- [PROBLEM]: Scan the entries below and extract each line with the word "based" in it.

- [GIVEN INFORMATION]:
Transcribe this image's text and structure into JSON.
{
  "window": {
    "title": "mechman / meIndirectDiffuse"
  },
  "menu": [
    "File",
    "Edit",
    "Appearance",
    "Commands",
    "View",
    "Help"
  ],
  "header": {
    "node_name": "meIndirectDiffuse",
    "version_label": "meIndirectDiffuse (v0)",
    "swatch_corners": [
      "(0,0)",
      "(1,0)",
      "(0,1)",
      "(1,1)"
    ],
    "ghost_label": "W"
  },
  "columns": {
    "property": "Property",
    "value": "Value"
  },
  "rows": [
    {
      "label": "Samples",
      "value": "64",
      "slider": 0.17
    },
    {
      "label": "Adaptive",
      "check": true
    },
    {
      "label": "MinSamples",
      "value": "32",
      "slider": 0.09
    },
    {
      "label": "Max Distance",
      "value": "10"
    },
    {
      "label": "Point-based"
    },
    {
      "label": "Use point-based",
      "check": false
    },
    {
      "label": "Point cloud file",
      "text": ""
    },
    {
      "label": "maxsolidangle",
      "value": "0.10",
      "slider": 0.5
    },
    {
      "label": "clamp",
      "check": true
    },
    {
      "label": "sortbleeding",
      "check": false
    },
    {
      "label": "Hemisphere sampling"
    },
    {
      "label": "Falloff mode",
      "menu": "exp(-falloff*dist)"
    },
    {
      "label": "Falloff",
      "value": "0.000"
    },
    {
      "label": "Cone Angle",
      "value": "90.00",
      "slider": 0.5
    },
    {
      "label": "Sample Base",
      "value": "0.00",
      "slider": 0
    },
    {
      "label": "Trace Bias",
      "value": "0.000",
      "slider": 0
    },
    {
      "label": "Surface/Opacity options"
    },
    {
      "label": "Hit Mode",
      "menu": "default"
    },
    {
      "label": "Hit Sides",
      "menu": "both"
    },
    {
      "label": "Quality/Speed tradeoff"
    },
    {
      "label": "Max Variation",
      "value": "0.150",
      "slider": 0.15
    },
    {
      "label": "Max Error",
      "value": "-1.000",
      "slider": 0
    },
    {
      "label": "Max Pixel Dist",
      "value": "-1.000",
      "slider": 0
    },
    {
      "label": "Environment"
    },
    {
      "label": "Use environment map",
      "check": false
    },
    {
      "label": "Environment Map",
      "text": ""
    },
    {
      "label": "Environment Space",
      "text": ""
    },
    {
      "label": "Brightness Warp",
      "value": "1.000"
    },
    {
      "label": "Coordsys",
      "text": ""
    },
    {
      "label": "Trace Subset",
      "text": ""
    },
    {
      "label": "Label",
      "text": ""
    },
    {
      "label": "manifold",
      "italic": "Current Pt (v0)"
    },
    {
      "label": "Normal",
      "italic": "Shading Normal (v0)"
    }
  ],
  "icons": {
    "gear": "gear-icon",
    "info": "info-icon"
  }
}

- [ANSWER]:
      "label": "Point-based"
      "label": "Use point-based",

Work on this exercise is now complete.